I ask myself this question because I’m suspicious of the idea that blogging is all about having “conversations.” This is an idea that a lot bloggers like to push forward. They like to view themselves as “conversation” enablers. But this idea is just marketing speak. It’s a simple and clever strategy to keep people talking about them and their blogs.
Good blogging though is about being a great publisher of content, not being a wonderful conversationalist. People that read blogs and people who publish blogs, are not looking for chit chat. They’re people who have something to say and people looking for someone who has something to say. If you’re blogging to know what people think about a particular topic, then I suggest platforms other than blogging, like chat clients.
Most of the time, when people are pushing and encouraging conversations, what they really mean and want is feedback, but there’s a big difference between wanting feedback and wanting conversations. Conversations are spontaneous and not well thought of rants.
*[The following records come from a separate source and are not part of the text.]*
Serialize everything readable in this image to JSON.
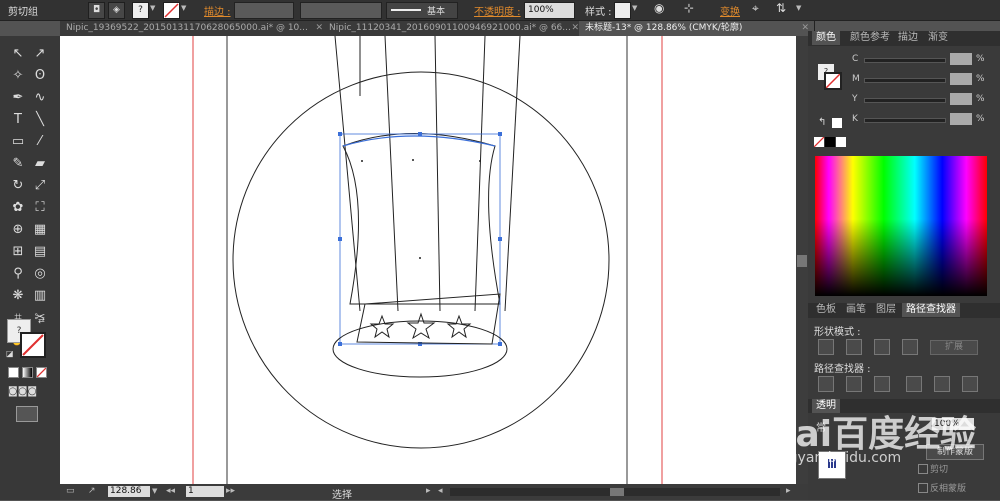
{
  "topbar": {
    "group_label": "剪切组",
    "stroke_label": "描边 :",
    "stroke_style": "基本",
    "opacity_label": "不透明度 :",
    "opacity_value": "100%",
    "style_label": "样式 :",
    "transform_label": "变换"
  },
  "tabs": [
    {
      "label": "Nipic_19369522_20150131170628065000.ai* @ 10..."
    },
    {
      "label": "Nipic_11120341_20160901100946921000.ai* @ 66..."
    },
    {
      "label": "未标题-13* @ 128.86% (CMYK/轮廓)"
    }
  ],
  "swatch_question": "?",
  "color_panel": {
    "tabs": [
      "颜色",
      "颜色参考",
      "描边",
      "渐变"
    ],
    "sliders": [
      "C",
      "M",
      "Y",
      "K"
    ],
    "percent": "%"
  },
  "pathfinder_panel": {
    "tabs": [
      "色板",
      "画笔",
      "图层",
      "路径查找器"
    ],
    "shape_modes_label": "形状模式 :",
    "expand_button": "扩展",
    "pathfinders_label": "路径查找器 :"
  },
  "transparency_panel": {
    "title": "透明",
    "mode": "常",
    "opacity": "100%",
    "make_mask_button": "制作蒙版",
    "clip_label": "剪切",
    "invert_mask_label": "反相蒙版"
  },
  "status": {
    "zoom": "128.86",
    "page": "1",
    "tool": "选择"
  },
  "watermark": {
    "logo": "Bai百度经验",
    "url": "jingyan.baidu.com"
  },
  "colors": {
    "guide": "#e04040",
    "path": "#222222",
    "selection": "#3b6fd8",
    "accent_orange": "#e08a2c"
  }
}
They are unstructured streams of thought between a group of people. Feedback, on the other hand, is evidence that you’re provoking a reaction, good or bad.
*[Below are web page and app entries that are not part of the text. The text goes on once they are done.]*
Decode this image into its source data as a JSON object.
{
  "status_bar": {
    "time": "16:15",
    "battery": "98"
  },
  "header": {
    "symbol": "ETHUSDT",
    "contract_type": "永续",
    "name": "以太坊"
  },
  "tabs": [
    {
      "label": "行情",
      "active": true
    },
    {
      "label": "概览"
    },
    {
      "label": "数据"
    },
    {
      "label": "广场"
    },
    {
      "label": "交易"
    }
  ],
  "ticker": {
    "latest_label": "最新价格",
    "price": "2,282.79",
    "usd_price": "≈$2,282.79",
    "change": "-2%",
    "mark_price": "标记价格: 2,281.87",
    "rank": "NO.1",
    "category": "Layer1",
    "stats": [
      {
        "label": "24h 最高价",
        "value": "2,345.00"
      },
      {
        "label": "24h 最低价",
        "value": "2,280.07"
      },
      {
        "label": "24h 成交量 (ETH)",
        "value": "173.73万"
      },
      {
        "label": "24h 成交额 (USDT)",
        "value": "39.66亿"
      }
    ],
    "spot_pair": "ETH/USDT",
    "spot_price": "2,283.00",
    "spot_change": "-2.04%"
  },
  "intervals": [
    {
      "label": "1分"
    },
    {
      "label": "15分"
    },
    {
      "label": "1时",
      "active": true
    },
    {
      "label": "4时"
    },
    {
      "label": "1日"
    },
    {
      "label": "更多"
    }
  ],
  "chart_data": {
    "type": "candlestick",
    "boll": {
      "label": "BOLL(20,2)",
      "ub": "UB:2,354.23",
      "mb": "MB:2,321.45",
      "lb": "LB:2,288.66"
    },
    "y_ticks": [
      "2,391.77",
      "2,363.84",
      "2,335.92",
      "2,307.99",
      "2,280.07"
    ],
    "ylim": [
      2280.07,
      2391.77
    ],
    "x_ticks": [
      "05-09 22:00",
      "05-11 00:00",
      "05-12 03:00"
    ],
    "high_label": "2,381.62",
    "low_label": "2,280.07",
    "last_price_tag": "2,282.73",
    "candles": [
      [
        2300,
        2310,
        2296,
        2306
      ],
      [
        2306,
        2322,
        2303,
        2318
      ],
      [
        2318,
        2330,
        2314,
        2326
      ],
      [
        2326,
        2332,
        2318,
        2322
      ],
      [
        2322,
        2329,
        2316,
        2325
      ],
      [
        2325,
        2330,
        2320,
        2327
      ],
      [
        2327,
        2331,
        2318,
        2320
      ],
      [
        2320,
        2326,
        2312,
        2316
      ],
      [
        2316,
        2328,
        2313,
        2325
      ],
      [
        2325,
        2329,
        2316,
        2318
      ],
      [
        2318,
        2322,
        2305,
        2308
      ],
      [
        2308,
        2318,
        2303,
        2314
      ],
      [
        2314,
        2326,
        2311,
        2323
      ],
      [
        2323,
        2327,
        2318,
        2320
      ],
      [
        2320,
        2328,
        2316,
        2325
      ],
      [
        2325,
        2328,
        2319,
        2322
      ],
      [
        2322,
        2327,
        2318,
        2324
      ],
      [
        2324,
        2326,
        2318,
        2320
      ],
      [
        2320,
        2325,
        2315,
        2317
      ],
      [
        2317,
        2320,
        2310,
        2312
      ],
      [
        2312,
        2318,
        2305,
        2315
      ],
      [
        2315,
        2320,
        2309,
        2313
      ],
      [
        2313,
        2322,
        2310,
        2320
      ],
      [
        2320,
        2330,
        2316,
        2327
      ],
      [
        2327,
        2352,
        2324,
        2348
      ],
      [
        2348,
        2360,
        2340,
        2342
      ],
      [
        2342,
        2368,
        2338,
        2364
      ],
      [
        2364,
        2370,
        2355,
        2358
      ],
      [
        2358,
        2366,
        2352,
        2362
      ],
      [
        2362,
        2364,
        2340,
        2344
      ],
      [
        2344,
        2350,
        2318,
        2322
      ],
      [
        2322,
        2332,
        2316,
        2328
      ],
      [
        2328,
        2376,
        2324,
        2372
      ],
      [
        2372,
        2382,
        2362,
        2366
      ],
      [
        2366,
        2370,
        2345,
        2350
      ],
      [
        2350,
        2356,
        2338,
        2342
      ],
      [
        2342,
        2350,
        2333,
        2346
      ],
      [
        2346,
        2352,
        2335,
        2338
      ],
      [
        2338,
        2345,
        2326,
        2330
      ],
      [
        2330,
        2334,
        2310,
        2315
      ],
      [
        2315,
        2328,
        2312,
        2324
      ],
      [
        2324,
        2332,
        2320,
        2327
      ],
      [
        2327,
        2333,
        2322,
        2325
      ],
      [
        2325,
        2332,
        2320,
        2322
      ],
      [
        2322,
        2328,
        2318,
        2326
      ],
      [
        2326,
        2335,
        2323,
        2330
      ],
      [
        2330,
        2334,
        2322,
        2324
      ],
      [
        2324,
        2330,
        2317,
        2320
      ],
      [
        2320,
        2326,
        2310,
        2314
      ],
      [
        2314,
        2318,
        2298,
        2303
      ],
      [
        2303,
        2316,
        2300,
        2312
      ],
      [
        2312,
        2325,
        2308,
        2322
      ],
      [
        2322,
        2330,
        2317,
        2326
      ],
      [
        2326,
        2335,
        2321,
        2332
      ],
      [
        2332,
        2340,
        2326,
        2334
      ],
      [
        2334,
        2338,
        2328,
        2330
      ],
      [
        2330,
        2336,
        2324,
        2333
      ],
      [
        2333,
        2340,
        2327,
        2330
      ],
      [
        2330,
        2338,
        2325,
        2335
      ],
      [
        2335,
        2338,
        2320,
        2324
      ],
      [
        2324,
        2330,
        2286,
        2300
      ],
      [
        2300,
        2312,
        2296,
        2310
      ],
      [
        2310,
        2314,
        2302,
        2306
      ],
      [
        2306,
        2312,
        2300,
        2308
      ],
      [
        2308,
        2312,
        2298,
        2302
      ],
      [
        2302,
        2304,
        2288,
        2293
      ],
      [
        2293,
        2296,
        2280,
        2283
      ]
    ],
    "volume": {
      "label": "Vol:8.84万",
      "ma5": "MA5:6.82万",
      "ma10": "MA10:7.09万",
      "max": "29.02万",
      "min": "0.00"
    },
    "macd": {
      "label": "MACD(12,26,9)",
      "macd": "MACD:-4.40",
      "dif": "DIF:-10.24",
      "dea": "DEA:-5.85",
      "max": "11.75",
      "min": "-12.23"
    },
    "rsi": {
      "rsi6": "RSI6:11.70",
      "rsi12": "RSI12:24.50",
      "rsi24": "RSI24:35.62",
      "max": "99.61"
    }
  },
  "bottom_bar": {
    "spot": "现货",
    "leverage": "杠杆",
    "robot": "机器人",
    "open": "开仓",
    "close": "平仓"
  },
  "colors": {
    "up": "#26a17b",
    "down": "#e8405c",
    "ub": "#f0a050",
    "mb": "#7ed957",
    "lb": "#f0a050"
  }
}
This is not me advocating for or against commenting. That’s a whole different issue. There are many pros an cons that have been discussed, but comments are not the only way to know if your causing a reaction. I’m just not sure if I can agree completely that blogging is about having and enabling conversations. If I want to see what people think of a particular topic, I prefer to use other methods other than blogging. There are better and more effective ways for having conversations. There are things like chat clients, forums, and even services like Twitter are better for having conversations.
And there’s always a hypocritical conundrum with the conversationalists. They say that’s it’s ok to moderate. But that’s not a conversation. A least not a natural conversation. That’s controlling perception and quality control. That’s being a publisher.
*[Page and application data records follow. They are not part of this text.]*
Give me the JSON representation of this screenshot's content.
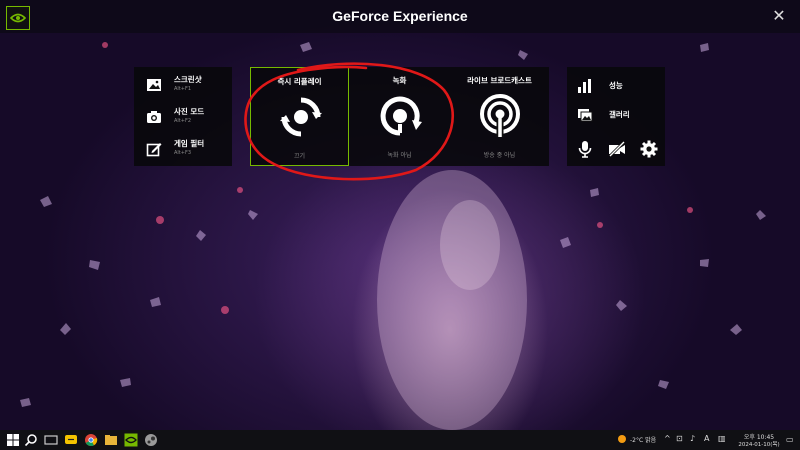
{
  "app": {
    "title": "GeForce Experience",
    "accent": "#76b900"
  },
  "left_menu": [
    {
      "label": "스크린샷",
      "shortcut": "Alt+F1",
      "icon": "image-icon"
    },
    {
      "label": "사진 모드",
      "shortcut": "Alt+F2",
      "icon": "camera-icon"
    },
    {
      "label": "게임 필터",
      "shortcut": "Alt+F3",
      "icon": "filter-edit-icon"
    }
  ],
  "center": [
    {
      "title": "즉시 리플레이",
      "status": "끄기",
      "icon": "instant-replay-icon",
      "selected": true
    },
    {
      "title": "녹화",
      "status": "녹화 아님",
      "icon": "record-icon"
    },
    {
      "title": "라이브 브로드캐스트",
      "status": "방송 중 아님",
      "icon": "broadcast-icon"
    }
  ],
  "right_menu": [
    {
      "label": "성능",
      "icon": "performance-icon"
    },
    {
      "label": "갤러리",
      "icon": "gallery-icon"
    }
  ],
  "right_bottom_icons": [
    "microphone-icon",
    "camera-off-icon",
    "settings-gear-icon"
  ],
  "annotation": {
    "color": "#e01818",
    "shape": "hand-drawn ellipse around replay and record"
  },
  "taskbar": {
    "icons": [
      "windows-start-icon",
      "search-icon",
      "task-view-icon",
      "chat-icon",
      "chrome-icon",
      "file-explorer-icon",
      "nvidia-icon",
      "steam-icon"
    ],
    "weather_temp": "-2°C 맑음",
    "tray_symbols": [
      "^",
      "⊡",
      "♪",
      "A",
      "▥"
    ],
    "time": "오후 10:45",
    "date": "2024-01-10(목)"
  }
}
I view blogging as a tool for the amatuer publisher. Wanting feedback, criticism, and validation are totally different things. It’s not the same with having conversations. Publishing, like blogging, is about having something to say, not wanting to “talk.” A good blog post is a monologue that sometimes people enjoy and sometimes they don’t.
So don’t get obsessed or trapped with the idea of provoking conversations. Unless you’re Robert Scoble, your blog should be about having something to say. Don’t focus on what people may think, focus on what you think. Focus on being a good publisher.